- Exercise details -
Scan the data below and pick out the lines containing the word "label".

---------- The data ----------

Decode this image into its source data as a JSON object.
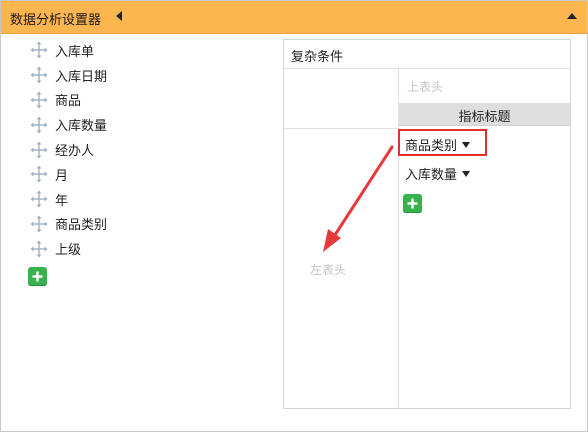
{
  "panel": {
    "title": "数据分析设置器"
  },
  "fields": [
    {
      "label": "入库单"
    },
    {
      "label": "入库日期"
    },
    {
      "label": "商品"
    },
    {
      "label": "入库数量"
    },
    {
      "label": "经办人"
    },
    {
      "label": "月"
    },
    {
      "label": "年"
    },
    {
      "label": "商品类别"
    },
    {
      "label": "上级"
    }
  ],
  "pivot": {
    "header": "复杂条件",
    "top_header_hint": "上表头",
    "metric_title": "指标标题",
    "left_header_hint": "左表头",
    "column_fields": [
      {
        "label": "商品类别"
      },
      {
        "label": "入库数量"
      }
    ]
  },
  "colors": {
    "titlebar": "#fdb54f",
    "add_button": "#37b24d",
    "highlight": "#e03030",
    "move_icon": "#9fb0c0"
  },
  "icons": {
    "field_drag": "move-arrows-icon",
    "add": "plus-icon",
    "collapse_left": "triangle-left-icon",
    "collapse_up": "triangle-up-icon"
  }
}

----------

- Answer to the problem -
      "label": "入库单"
      "label": "入库日期"
      "label": "商品"
      "label": "入库数量"
      "label": "经办人"
      "label": "月"
      "label": "年"
      "label": "商品类别"
      "label": "上级"
        "label": "商品类别"
        "label": "入库数量"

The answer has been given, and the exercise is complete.